James E. Burke

From Wikipedia, the free encyclopedia
Jump to navigation Jump to search
James Burke
Born(1925-02-28)February 28, 1925
DiedSeptember 28, 2012(2012-09-28) (aged 87)
EducationCollege of the Holy Cross (BA)
Harvard University (MBA)

James E. Burke (February 28, 1925 – September 28, 2012)[1] was an American man who was the CEO of Johnson & Johnson from 1976 to 1989, a company for which he worked forty years.[2]

Early life[edit]

Burke was born in Rutland, Vermont. He served as an ensign in the United States Navy during World War II where he commanded a landing craft tank in the Pacific. After the war, he earned his BA at the College of the Holy Cross in 1947 and his MBA from the Harvard Business School in 1949.


J&J announced that Richard B. Sellars would step down as CEO as of November 1, 1976, and be replaced by Burke.[3] As CEO, Burke is credited for the growth of Johnson & Johnson to its current size and prominence, but he is perhaps best known for his crisis management in 1982, when it was found that Tylenol capsules had been poisoned with cyanide.[4]

In addition to his duties with Johnson & Johnson, Burke served as an outside director for IBM and was instrumental in the ousting of John Akers and bringing in former American Express and RJR Nabisco CEO Louis V. Gerstner Jr. to replace him.[5]

Following his retirement, he was appointed the second chairman of the national nonprofit organization Partnership for a Drug-Free America (PDFA), formed by a consortium of advertising professionals who ran a research-based media campaign to discourage teenage use of illegal drugs such as marijuana.[6] Burke was honored for his public service advertising work by then US president Bill Clinton, who awarded him the Presidential Medal of Freedom, the highest civilian award in the United States. Fortune magazine named him as one of the ten greatest CEOs of all time and he has a membership in the National Business Hall of Fame.[7]

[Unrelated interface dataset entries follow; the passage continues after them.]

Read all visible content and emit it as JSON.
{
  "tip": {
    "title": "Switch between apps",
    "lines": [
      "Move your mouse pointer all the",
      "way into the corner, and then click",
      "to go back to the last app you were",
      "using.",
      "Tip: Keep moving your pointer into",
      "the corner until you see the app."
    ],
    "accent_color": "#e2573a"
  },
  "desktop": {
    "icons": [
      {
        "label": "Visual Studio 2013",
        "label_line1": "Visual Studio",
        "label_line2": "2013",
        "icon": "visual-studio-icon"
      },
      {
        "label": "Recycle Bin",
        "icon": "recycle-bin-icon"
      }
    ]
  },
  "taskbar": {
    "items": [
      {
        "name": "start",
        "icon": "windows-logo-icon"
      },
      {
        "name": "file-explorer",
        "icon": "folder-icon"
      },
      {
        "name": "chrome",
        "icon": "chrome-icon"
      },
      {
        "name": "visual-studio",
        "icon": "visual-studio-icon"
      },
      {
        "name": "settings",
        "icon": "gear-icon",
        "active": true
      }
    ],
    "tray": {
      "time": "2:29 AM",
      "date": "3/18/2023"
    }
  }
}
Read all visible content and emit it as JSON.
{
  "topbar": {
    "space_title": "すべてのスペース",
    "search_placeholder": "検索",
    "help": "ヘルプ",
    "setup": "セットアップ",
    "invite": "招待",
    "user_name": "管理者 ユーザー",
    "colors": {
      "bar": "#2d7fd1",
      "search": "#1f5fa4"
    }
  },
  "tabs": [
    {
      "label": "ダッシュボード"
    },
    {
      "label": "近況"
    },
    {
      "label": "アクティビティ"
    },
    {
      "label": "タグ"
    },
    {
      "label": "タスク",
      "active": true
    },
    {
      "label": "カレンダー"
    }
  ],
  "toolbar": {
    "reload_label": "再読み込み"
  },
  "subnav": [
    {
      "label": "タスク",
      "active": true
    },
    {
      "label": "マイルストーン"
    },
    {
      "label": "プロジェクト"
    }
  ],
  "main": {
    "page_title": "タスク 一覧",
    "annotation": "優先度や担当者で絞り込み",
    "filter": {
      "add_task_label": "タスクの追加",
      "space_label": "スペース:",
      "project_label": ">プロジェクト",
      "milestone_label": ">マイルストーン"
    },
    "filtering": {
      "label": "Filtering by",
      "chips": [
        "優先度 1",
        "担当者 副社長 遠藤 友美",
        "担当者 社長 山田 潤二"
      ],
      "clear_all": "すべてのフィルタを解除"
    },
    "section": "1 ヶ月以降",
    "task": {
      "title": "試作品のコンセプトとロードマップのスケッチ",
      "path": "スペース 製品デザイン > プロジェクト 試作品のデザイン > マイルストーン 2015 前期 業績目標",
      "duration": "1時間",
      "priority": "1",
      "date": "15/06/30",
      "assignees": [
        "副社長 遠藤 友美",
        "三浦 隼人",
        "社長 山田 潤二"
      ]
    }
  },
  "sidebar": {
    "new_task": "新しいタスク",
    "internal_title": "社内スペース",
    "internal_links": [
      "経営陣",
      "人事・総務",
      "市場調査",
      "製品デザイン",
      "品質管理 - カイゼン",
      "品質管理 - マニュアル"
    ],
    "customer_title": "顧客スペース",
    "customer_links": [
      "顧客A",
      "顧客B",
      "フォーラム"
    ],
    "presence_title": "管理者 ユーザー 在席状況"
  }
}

He received the Bower Award for Business Leadership in 1990.

In 1993, Burke received the S. Roger Horchow Award for Greatest Public Service by a Private Citizen, an award given out annually by Jefferson Awards.[8]

He was President of the Business Enterprise Trust that honored acts of courage, integrity and social conscience in business.


  1. ^ "Former Johnson & Johnson CEO Burke dies at 87". seattlepi.com. Retrieved October 1, 2012.
  2. ^ "James E. Burke, MBA 1949". Harvard Business School. Alumni Achievement Awards. 2003.
  3. ^ Staff. "Johnson & Johnson Names James E. Burke Chairman, Top Officer", The Wall Street Journal, October 5, 1976. Accessed June 27, 2010.
  4. ^ Prokesh, Steven (1986-02-19). "Man in the News; A Leader in Crisis: James E. Burke". The New York Times. New York City.
  5. ^ Vanourek, Bob; Vanourek, Gregg (October 8, 2012). "The Legacy of Jim Burke". Triple Crown Leadership. Archived from the original on 19 November 2015. Retrieved 5 January 2018.
  6. ^ CHRISTOPHER S. WREN (February 20, 1996). "Marijuana Use by Youths Continues to Rise". The New York Times. Retrieved 2012-05-07.
  7. ^ CNN Money Walter Guzzardi. Fortune Magazine. March 12, 1990.
  8. ^ "Archived copy". Archived from the original on 2010-11-24. Retrieved 2013-08-05.CS1 maint: archived copy as title (link)
Business positions
Preceded by
Richard B. Sellars
President of Johnson & Johnson
Succeeded by
Ralph S. Larsen